The United States’ Supreme Court decided to examine a case filed by health insurers against the federal government. According to Reuters, the health insurance companies are suing the U.S. government due to the $12 billion in losses they suffered because of a program launched by the Affordable Care Act (ACA), also called Obamacare.
The said program urged insurers to provide medical policies for millions of Americans who did not have medical insurance until that time. Moda Health Plan, along with other insurance firms, is appealing for a verdict made by a lower court, allowing the Congress to defer federal responsibility to pay. According to the companies, this decision will deny them the payments due to them.
The case was filed in light of the accumulated billion-dollar losses they had since 2010 after Barack Obama implemented the ACA. The Department of Health and Human Services (HHS) is meant to help the firms recuperate from the damages.
The ACA’s risk corridor program would have enabled the insurance companies to receive mitigation payments. The risk mitigation program should have covered losses incurred between 2014 and 2016.

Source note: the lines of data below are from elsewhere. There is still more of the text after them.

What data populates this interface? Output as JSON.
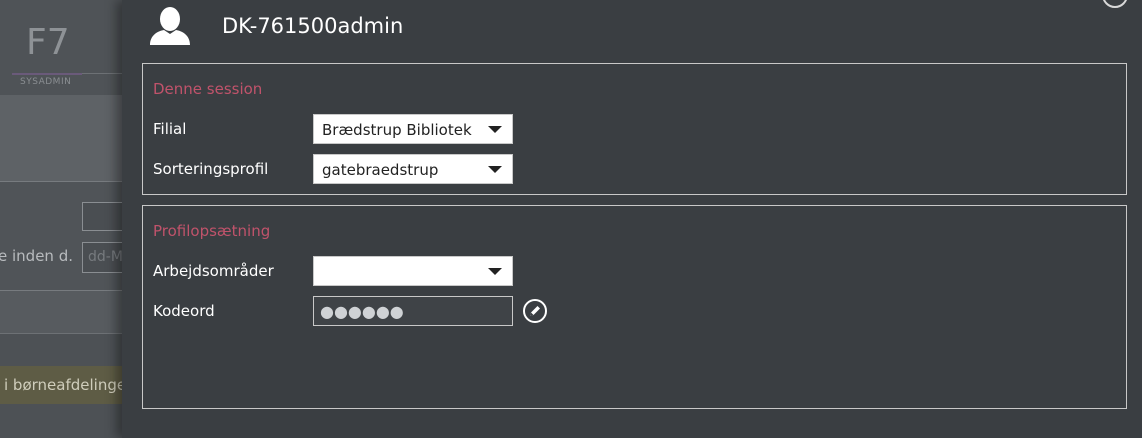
{
  "background_app": {
    "logo_text": "F7",
    "logo_subtitle": "SYSADMIN",
    "partial_label": "e inden d.",
    "partial_input_placeholder": "dd-M",
    "partial_banner": "i børneafdelinge"
  },
  "user": {
    "name": "DK-761500admin",
    "avatar_icon": "user-silhouette-icon"
  },
  "session_section": {
    "title": "Denne session",
    "branch_label": "Filial",
    "branch_value": "Brædstrup Bibliotek",
    "sorting_label": "Sorteringsprofil",
    "sorting_value": "gatebraedstrup"
  },
  "profile_section": {
    "title": "Profilopsætning",
    "workareas_label": "Arbejdsområder",
    "workareas_value": "",
    "password_label": "Kodeord",
    "password_value": "●●●●●●",
    "edit_icon": "pencil-icon"
  },
  "colors": {
    "section_title": "#c0536b",
    "panel_bg": "#3a3e42",
    "border": "#c8c8c8"
  }
}
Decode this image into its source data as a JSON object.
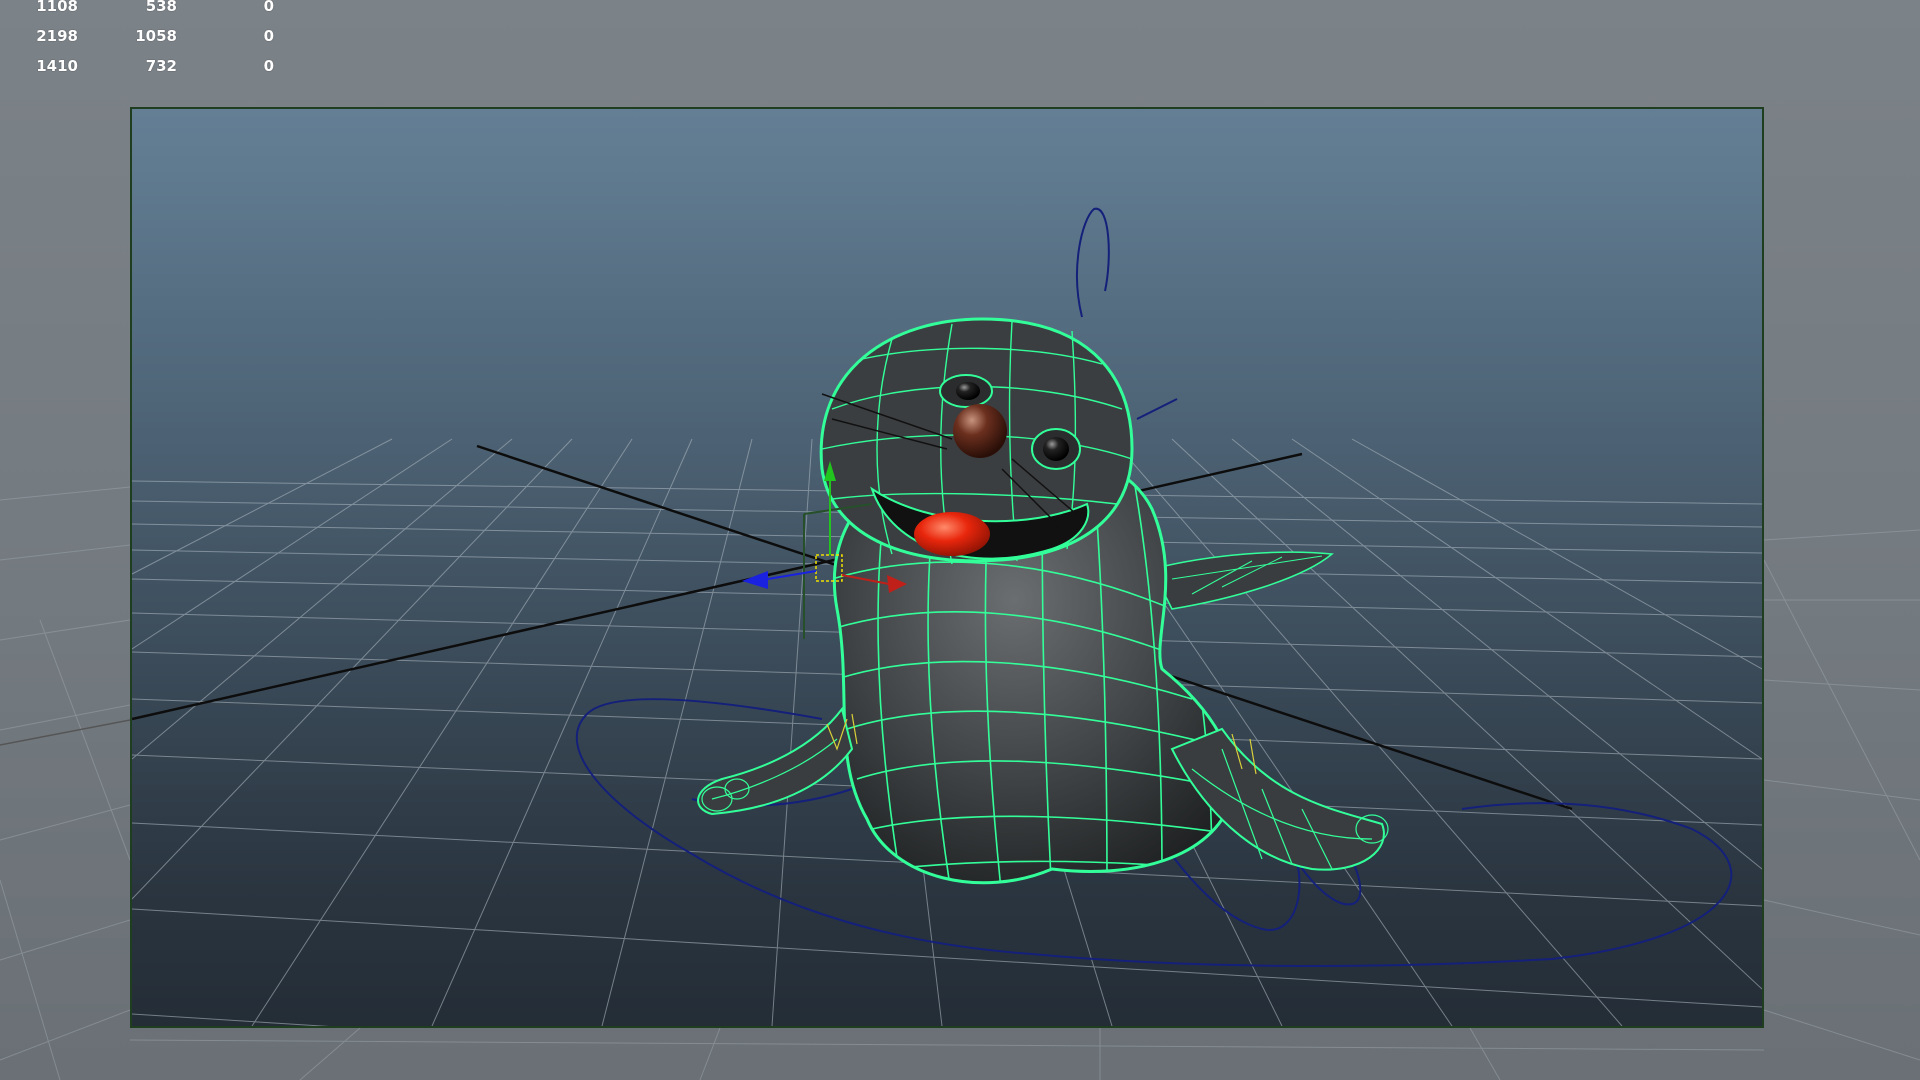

However, Congress executed an appropriations bill that prevented the HHS from making risk corridor payments with general funds.
According to reports, a favorable edict by the Supreme Court will aid insurers through a major one-time cash infusion. Firms that would benefit from this include Humana, Anthem and Centene Corp. Reuters noted that the companies have already considered the payment values as losses.
Meanwhile, Moda chief executive officer Robert Gootee expressed the group’s confidence that the Supreme Court will implement the responsibility of the government.
Aside from Moda, companies who initiated the case include Maine Community Health Options, Blue Cross and Blue Shield of North Carolina, as well as Land of Lincoln Mutual Health Insurance Company.